San Francisco Airport reached 91°F on Saturday, October 4th. This was the 3rd consecutive day with temperatures above 90°F. The last time this occurred was over six years ago on June 19-21, 2008. If the temperature hits 90°F on Sunday it would be the first time with four consecutive 90°+ days in 10 years, the last time being September 4-7, 2004. Oakland registered a new daily record high of 92°F.
Here are the monthly maximum temperatures observed so far this year at Downtown San Francisco:
JAN: 72° on Jan. 15
FEB: 69° on Feb. 21
MAR: 76° on Mar. 15
APR: 90° on Apr. 30
MAY: 90° on May 13
JUN: 78° on 2 occasions
JUL: 85° on Jul. 25
AUG: 71° on 3 occasions
SEP: 80° on Sep. 10
OCT: 92° on Oct. 3 (so far)
Notice how it actually got warmer in January than it ever did in August!
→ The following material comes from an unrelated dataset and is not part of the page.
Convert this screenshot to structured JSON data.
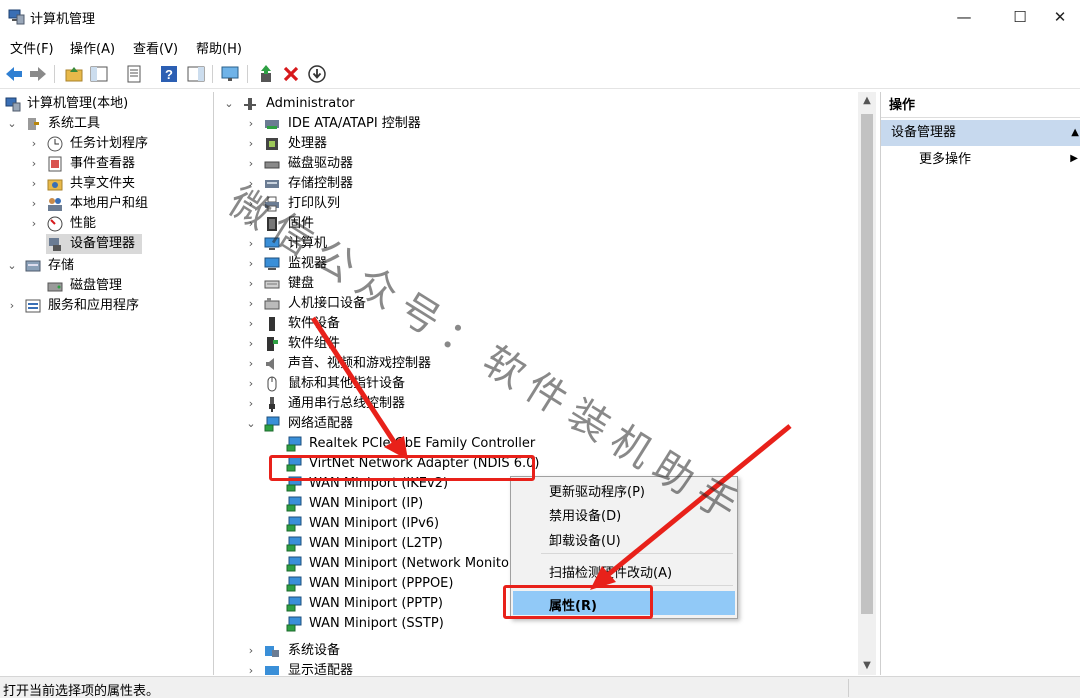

The cause for the October warmth is when the first outbreaks of cold air from Canada invade the Rocky Mountain states which causes a high pressure ridge to build over California and strong offshore flow winds to form at the surface. These are the same winds (known as the Santa Ana and Diablo winds) that have caused some of California’s worst wild fires on record. Fortunately, during the current heat wave, very strong offshore winds are not forecast to develop. In any case, the heat wave is expected to last through the weekend with even hotter temperatures expected at most locations on Friday and Saturday (I will update the numbers and new records this weekend).
Needless to say, the hot dry conditions have completely eliminated the beneficial effects of the September rainfall, and conditions have set the stage for a critical month, both in terms of the drought and potential wild fires. Reservoir capacities continue to shrink: Lake Oroville, one of the state’s most important water storage facilities, is now down to 30% capacity, approaching its all-time record low of 26% set in 1977 during the state’s worst drought on record.Lake Oroville when at full capacity in 2011 (top) and in August, 2014 (bottom) when it had shrunk to 32% capacity. Since August it has declined to 30% capacity.
Photos by Paul Hames, California Department of Water Resources and Justin Sullican, Getty Images.
Statewide reservoirs are at 36% capacity, which is 57% of normal for this time of the year.State-wide reservoir levels as of October 2nd.
Map from the California Department of Water Resources.
Meanwhile, the crisis is worsening for the state’s farmers and residents, especially in the Central Valley as this report from the New York Times
In a normal year, the winter rainy season should begin around the third week of October for the northern third of California and gradually work its way south with each succeeding week until mid-November when regular rainfalls should become statewide. Everyone is keeping his or her fingers crossed!
Christopher C. Burt